Continue reading “History of the Thai pro-democracy movement”
History of the Thai pro-democracy movement

Read This Book!

First round of feedback is in! Making structural changes and building out some of the intimacy that I only hinted at in the first draft. Check back for updates!

Solidarity / ความสามัคคี
MobFest #ม็อบ14พฤศจิกา #นักเรียนเลว #คณะราษฎร2563 #defeattrump #antifa #blm
democracy #millionMAGAmarch #MayTheOddsBeEverInYourFavor
Read This Book!

Imagining Housing Justice Under Late Capitalism

This is the last part of my thesis I’m posting here: the introduction. My purpose is to share some of the thinkers that inspire me as I continue to think and learn about alternatives to the capitalist real estate market. It doesn’t get very deep; I’m not a great theoretician or jargon generator so it’s pretty short compared to the other parts of my thesis. You can find the first two parts here: A BRIEF-ISH HISTORY OF HOUSING POLICY IN THE UNITED STATES and SOCIAL HOUSING IN VIENNA: LESSONS FOR PHILADELPHIA?

housingForPeople_1

Realizing a Right to Housing in Philadelphia: Towards a Cohesive Strategy

This paper is an intervention into the market-based housing policy status quo in the United States, and the city I call home, Philadelphia. It is also an intervention into the single-issue activism and advocacy that dominates in social movement circles that deal with housing issues. I will argue that current housing policy in the United States is layered upon generations of racialized public policy that has always centered market ideology at the expense of human flourishing, and therefore an ameliorative approach that seeks to tweak current policy will not be able to adequately address either the structural racism built into the US housing market or the gross distributional inequities the market produces. Instead, I will build the case for a transformative approach that not only critiques the status quo, but parts ways with it to create a realm of struggle for an ideological and instrumental right to housing. Continue reading “Imagining Housing Justice Under Late Capitalism”

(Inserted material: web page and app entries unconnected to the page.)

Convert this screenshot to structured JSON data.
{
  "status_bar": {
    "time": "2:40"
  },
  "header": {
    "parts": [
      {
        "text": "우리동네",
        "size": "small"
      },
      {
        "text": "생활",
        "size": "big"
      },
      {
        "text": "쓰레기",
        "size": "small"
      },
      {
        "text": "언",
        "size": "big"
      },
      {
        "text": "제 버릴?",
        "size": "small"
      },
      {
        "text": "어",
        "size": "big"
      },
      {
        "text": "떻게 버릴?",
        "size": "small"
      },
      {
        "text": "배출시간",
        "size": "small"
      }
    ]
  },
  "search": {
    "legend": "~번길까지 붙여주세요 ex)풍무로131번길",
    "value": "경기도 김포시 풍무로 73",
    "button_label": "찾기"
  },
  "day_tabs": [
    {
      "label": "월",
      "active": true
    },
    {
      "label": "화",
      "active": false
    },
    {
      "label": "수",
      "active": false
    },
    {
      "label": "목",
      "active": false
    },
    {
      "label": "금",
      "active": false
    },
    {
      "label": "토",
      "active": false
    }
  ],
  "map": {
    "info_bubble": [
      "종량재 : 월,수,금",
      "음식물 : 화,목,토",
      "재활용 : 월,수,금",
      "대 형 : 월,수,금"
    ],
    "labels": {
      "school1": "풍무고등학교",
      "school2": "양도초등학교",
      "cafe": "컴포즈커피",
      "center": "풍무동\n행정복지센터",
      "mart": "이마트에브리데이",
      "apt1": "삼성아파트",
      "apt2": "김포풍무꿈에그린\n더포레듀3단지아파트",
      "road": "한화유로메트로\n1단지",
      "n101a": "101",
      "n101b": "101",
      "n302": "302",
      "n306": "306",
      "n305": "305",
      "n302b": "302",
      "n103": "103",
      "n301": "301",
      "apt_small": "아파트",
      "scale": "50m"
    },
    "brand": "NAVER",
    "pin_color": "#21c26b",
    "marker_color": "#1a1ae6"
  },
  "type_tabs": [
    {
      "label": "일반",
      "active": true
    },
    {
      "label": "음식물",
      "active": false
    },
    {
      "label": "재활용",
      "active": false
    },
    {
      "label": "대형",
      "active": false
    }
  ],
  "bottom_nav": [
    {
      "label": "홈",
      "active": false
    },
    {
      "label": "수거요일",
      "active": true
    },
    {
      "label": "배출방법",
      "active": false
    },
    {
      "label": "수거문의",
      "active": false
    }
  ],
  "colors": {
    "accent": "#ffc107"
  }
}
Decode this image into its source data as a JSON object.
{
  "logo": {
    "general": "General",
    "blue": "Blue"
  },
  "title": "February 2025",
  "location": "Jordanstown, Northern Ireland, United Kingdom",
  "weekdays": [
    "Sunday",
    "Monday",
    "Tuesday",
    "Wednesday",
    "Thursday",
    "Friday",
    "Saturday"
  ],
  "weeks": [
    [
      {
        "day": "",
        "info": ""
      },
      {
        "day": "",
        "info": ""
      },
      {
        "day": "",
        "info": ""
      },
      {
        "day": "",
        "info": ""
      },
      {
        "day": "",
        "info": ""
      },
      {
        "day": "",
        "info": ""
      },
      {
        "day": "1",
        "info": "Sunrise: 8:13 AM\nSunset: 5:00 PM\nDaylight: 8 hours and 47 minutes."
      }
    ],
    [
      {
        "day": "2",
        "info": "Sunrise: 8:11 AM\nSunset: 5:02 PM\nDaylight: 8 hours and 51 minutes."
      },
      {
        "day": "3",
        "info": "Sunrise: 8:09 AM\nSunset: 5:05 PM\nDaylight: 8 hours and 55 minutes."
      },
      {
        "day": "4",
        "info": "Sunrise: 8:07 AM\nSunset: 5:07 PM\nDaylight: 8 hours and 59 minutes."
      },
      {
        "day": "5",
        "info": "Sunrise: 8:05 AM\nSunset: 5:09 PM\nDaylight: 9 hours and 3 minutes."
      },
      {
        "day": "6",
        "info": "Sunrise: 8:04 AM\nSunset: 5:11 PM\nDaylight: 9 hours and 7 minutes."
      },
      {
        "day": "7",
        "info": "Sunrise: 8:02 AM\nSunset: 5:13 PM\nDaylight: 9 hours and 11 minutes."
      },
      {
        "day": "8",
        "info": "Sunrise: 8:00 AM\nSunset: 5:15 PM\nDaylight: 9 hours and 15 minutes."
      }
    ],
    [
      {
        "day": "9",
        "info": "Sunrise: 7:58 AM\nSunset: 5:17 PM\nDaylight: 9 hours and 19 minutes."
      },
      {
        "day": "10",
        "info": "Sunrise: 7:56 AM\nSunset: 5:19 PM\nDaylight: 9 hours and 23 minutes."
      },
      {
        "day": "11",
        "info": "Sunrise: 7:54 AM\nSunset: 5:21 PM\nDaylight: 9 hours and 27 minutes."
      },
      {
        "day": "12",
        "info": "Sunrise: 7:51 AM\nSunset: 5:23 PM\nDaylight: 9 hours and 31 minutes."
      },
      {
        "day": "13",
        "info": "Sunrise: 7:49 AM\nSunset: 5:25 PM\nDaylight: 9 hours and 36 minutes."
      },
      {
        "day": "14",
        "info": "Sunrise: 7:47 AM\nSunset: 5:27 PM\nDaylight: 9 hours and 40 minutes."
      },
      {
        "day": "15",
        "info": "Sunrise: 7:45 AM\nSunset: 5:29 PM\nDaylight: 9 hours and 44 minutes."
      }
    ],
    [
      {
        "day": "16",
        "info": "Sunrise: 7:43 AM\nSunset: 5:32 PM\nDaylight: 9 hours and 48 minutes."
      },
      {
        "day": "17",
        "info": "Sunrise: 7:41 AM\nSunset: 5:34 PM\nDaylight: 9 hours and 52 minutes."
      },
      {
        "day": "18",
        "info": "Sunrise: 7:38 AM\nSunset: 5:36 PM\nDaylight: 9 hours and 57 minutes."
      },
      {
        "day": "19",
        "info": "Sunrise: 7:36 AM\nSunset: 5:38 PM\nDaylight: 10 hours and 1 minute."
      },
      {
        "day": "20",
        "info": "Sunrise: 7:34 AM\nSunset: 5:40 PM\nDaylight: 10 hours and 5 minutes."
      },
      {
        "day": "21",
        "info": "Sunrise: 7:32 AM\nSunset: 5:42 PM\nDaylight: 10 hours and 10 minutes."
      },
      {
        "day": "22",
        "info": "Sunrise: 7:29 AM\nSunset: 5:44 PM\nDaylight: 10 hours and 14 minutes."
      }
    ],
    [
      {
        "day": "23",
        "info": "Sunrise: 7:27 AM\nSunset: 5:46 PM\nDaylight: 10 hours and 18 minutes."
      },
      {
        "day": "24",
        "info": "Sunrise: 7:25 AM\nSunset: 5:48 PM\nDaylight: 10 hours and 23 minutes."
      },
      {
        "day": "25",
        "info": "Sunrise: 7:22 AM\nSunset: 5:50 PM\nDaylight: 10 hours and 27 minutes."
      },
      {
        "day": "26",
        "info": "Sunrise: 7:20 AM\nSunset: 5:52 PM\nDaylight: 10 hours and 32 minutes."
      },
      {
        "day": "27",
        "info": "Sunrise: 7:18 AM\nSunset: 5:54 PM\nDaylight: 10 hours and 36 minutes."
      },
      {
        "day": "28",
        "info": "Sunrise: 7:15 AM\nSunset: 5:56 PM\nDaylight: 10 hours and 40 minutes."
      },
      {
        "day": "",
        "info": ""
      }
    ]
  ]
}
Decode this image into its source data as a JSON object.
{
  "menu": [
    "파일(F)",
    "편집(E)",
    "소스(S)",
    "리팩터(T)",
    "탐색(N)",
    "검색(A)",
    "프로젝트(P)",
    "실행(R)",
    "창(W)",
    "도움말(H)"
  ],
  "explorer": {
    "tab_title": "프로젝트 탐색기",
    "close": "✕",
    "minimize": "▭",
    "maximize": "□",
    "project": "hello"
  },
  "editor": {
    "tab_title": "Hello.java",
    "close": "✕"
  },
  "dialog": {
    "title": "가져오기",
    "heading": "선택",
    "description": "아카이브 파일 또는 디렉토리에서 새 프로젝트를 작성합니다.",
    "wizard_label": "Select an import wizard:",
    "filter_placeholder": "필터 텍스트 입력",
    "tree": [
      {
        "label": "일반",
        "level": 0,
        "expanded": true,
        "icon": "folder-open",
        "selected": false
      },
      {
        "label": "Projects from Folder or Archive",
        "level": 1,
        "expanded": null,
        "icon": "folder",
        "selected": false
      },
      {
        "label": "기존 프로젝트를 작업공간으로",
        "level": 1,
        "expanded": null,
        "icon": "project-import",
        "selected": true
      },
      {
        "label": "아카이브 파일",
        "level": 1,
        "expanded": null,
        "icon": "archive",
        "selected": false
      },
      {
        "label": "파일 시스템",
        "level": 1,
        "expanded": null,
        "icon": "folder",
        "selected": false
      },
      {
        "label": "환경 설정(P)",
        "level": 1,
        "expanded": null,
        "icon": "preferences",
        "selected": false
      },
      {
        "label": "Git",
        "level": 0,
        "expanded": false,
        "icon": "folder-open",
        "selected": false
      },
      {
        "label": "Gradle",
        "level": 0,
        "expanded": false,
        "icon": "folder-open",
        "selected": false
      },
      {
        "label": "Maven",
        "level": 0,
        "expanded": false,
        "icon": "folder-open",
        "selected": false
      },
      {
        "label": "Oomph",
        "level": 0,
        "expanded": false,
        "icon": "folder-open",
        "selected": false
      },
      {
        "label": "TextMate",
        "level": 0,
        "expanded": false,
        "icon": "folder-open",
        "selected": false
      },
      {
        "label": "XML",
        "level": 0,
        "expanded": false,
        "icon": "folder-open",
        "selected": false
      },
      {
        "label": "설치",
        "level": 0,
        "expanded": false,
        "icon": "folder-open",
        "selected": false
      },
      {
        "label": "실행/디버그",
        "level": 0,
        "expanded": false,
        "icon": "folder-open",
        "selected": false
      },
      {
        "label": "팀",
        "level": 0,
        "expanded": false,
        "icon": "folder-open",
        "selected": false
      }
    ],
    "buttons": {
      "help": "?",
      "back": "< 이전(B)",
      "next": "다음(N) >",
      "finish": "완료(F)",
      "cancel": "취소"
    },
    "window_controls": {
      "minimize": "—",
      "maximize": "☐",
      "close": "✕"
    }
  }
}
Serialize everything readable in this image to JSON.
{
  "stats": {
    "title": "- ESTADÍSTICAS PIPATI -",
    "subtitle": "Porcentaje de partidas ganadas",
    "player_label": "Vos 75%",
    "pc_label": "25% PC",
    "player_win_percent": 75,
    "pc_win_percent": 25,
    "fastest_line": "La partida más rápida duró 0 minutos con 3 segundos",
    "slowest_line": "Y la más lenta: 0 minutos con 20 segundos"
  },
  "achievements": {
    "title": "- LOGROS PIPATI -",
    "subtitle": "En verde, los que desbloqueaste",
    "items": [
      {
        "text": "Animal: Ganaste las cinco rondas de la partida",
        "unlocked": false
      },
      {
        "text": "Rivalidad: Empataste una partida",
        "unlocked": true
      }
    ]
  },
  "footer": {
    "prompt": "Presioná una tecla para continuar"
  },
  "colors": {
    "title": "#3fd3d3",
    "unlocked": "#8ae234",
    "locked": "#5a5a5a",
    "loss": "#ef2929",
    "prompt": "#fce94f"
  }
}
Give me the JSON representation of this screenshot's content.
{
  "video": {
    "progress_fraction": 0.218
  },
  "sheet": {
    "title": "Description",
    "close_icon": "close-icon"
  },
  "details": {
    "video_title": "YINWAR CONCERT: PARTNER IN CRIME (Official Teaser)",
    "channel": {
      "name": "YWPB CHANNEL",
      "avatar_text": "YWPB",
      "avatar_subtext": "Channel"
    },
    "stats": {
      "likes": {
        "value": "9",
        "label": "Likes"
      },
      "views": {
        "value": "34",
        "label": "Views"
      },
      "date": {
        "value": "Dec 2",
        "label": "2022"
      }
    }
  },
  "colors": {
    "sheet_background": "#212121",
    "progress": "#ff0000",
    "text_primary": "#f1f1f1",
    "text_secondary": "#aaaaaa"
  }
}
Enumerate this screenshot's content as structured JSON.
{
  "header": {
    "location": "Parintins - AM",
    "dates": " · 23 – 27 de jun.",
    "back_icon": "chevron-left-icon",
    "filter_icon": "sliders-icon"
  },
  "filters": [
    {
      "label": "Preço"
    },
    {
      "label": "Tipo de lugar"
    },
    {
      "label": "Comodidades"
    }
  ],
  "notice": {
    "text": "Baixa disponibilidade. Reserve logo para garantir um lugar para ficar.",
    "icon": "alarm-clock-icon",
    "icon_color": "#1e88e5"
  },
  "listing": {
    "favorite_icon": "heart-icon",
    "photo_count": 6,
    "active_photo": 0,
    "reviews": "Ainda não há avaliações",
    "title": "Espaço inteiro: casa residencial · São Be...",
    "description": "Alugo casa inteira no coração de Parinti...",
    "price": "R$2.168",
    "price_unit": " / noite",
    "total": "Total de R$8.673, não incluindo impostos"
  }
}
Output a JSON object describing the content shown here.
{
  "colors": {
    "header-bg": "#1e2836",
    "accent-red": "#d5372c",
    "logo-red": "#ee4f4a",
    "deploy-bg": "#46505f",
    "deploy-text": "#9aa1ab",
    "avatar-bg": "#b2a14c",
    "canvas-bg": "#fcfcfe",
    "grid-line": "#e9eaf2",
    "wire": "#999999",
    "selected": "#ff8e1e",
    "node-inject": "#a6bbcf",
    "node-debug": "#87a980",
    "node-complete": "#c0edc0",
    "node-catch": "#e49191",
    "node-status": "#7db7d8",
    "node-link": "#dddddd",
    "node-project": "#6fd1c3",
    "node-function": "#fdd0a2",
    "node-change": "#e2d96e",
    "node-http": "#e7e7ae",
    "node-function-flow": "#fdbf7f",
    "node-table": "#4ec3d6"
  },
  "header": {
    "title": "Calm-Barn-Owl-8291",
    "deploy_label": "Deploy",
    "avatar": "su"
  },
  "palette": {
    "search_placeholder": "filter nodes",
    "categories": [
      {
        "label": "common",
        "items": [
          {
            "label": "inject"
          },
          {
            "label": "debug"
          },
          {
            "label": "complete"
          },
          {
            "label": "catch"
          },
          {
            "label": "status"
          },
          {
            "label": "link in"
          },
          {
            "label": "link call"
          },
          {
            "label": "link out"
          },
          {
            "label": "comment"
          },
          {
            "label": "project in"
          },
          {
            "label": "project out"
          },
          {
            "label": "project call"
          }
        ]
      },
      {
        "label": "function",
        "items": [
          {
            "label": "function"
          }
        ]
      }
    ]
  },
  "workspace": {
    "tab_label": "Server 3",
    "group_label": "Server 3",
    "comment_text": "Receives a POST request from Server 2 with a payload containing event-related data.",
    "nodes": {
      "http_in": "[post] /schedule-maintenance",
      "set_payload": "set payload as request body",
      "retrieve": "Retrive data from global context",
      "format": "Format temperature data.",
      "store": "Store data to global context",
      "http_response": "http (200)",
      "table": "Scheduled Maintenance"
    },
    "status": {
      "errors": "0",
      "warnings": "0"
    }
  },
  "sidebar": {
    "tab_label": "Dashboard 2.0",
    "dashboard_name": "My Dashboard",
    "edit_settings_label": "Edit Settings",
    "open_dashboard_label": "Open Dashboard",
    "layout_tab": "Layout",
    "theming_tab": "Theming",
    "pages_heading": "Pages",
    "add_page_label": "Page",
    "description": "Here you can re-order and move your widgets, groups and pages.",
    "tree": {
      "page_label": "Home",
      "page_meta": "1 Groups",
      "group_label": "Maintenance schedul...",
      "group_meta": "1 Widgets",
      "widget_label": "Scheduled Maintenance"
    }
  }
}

Imagining Housing Justice Under Late Capitalism

Social Housing in Vienna: Lessons for Philadelphia?

I traveled to Vienna in July/August 2017 to get a feel for the city and see for myself what Vienna’s social housing looks like on the ground, as well as to learn from the perspective of people living there. Photos from that trip are interspersed throughout this post to give context and help the reader better imagine social housing. There’s also a great exhibit up at the Center for Architecture in NYC through May 19, 2018 called “Social Housing – New European Projects” that I highly recommend for anyone looking for more inspiration and to get an idea about the kinds of problems (poverty, social isolation, aging, etc.) that these social housing projects (in conjunction with social programs) have set out to address. Lastly, as I finished my thesis (of which this post is a part), Dr. Peter Dreier from Occidental College in Los Angeles published a great article called “Why America Needs More Social Housing” in American Prospect. Definitely worth a read for even more of the Vienna social housing context and ideas for why social housing (suited to the geography and social history of a particular city of course) would go a long way towards addressing the housing crisis in a transformative way.

aaa
From the social housing exhibit at the Center for Architecture.

Continue reading “Social Housing in Vienna: Lessons for Philadelphia?”

Social Housing in Vienna: Lessons for Philadelphia?